CDC director says kids should stay in classrooms despite rise in COVID-19 cases

Rochelle Walensky, director of the U.S. Centers for Disease Control and Prevention testifies during a Senate Health, Education, Labor, and Pensions Committee hearing at the Dirksen Senate Office Building on July 20, 2021 in Washington, DC. Walensky argued for continuing to send children back to classrooms at a Thursday press briefing.
Rochelle Walensky, director of the U.S. Centers for Disease Control and Prevention testifies during a Senate Health, Education, Labor, and Pensions Committee hearing at the Dirksen Senate Office Building on July 20, 2021 in Washington, DC. Walensky argued for continuing to send children back to classrooms at a Thursday press briefing. Photo credit Stefani Reynolds-Pool/Getty Images
By , KNX 1070 Newsradio

Centers for Disease Control and Prevention Director Dr. Rochelle Walensky defended sending kids back to classrooms in a Thursday press conference. She said that schools are among the safer places for children even as the highly contagious Delta variant has caused an increase in COVID-19 cases and hospitalizations among children.

Listen to your favorite News/Talk station now on Audacy

Walensky acknowledged the rise in COVID-19 cases and hospitalizations among children. She said that the rate of hospitalizations is “similar to prior surges” but would not give a percentage of cases that result in hospitalizations for children.

Podcast Episode
Coronavirus Daily
Vaccine boosters earlier than we thought. Plus, will COVID-19 cancel school again?
Listen Now
Now Playing
Now Playing

Instead she said, “the absolute number of cases is so high, the absolute number of children is coming in high.”

The CDC confirmed there was an 11 percent increase in daily deaths, with Wednesday's death count at 864.

Despite this increase in cases among children, Walensky emphasized the importance of “[getting] our children safely back in the classroom.” Dr. John Schwartzberg at UC Berkeley’s School of Public Health agreed. He told KNX that many of the cases requiring students to quarantine have been mild or asymptomatic.

“Right now, I think it’s press on. There will be cases, unfortunately, but the benefits of having children in school at this point, clearly in my mind, outweigh the risks,” he said.

Walensky confirmed that the CDC is not looking to update school guidance, as, according to her, most of the areas and school districts that are seeing surges are failing to adhere to the current guidelines.

She cited the recent study on cases in Los Angeles County, saying “We saw the power of layered prevention.” Walensky said getting all those eligible for vaccines vaccinated, wearing masks, improved ventilation and screening will help keep children safe in schools. In addition, Walensky said schools are places where children who are not yet eligible for a COVID-19 vaccine can be surrounded by a shield of vaccinated people.

The Pfizer vaccine received full FDA approval for those age 16 and older and has emergency approval for those age 12 and older, which includes many students.

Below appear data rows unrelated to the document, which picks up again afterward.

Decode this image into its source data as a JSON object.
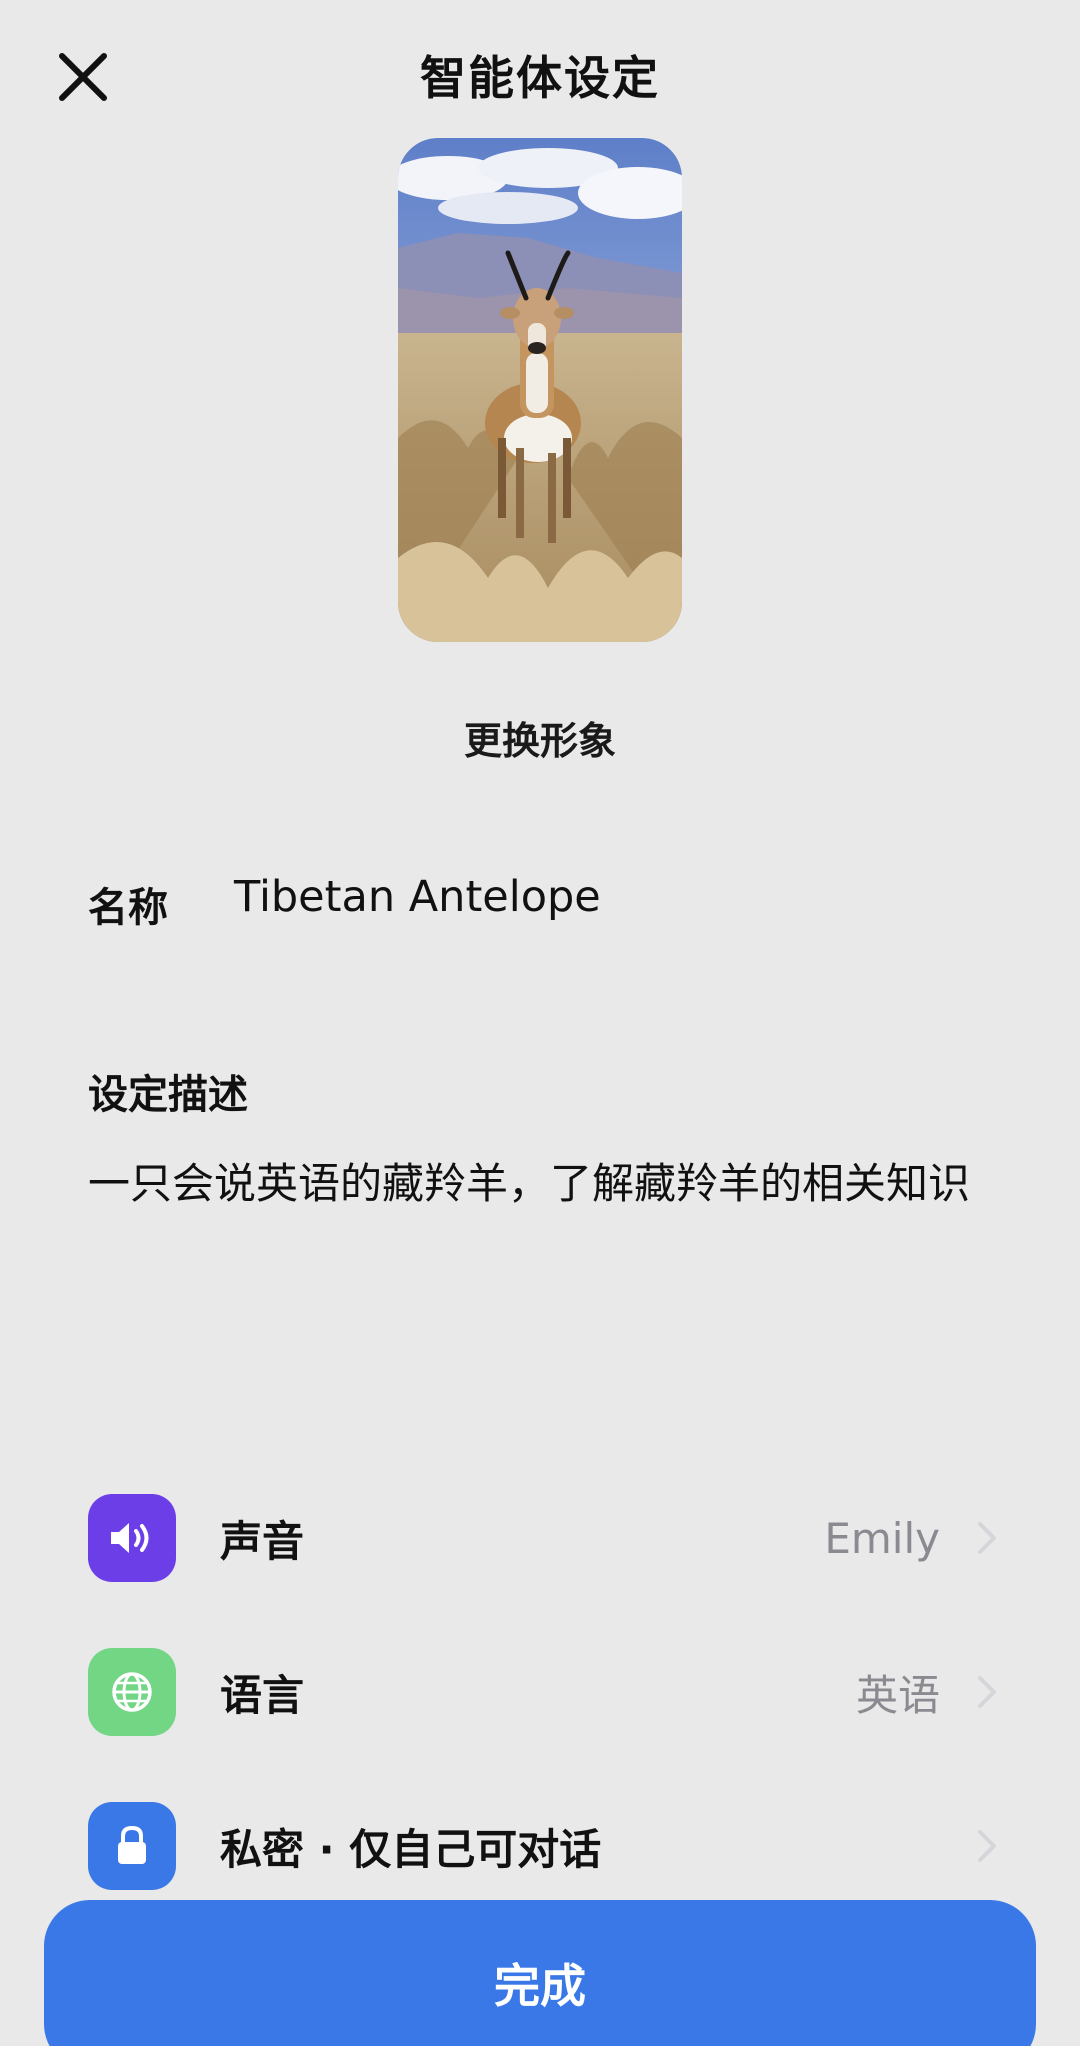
{
  "header": {
    "title": "智能体设定"
  },
  "avatar": {
    "change_label": "更换形象"
  },
  "name": {
    "label": "名称",
    "value": "Tibetan Antelope"
  },
  "description": {
    "label": "设定描述",
    "value": "一只会说英语的藏羚羊，了解藏羚羊的相关知识"
  },
  "settings": [
    {
      "label": "声音",
      "value": "Emily",
      "icon": "speaker-icon",
      "color": "#6b3ee8"
    },
    {
      "label": "语言",
      "value": "英语",
      "icon": "globe-icon",
      "color": "#72d684"
    },
    {
      "label": "私密 · 仅自己可对话",
      "value": "",
      "icon": "lock-icon",
      "color": "#3b78e7"
    }
  ],
  "footer": {
    "done_label": "完成"
  },
  "colors": {
    "background": "#e9e9ea",
    "primary": "#3b78e7",
    "muted_text": "#8a8a90"
  }
}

And, according to White House Coronavirus Response Coordinator Jeff Zients, more Americans are getting vaccinated.

Zients said there have been 12.5 million first shots in arms so far in August. According to the White House’s figures, that is two million more first shots than in July. Zients called this progress on vaccinations the “best line of defense” against COVID-19 and the Delta variant.

The rise in first shots may be related to the growing number of vaccination mandates. 800 colleges and universities, more than 200 health care employers and large and small businesses have all adopted vaccination requirements, according to Zients.

Walensky said of adopting guidelines like universal mask-wearing at schools, “This is not forever. This is for now”

LISTEN on the Audacy App
Sign Up and Follow Audacy
Facebook | Twitter | Instagram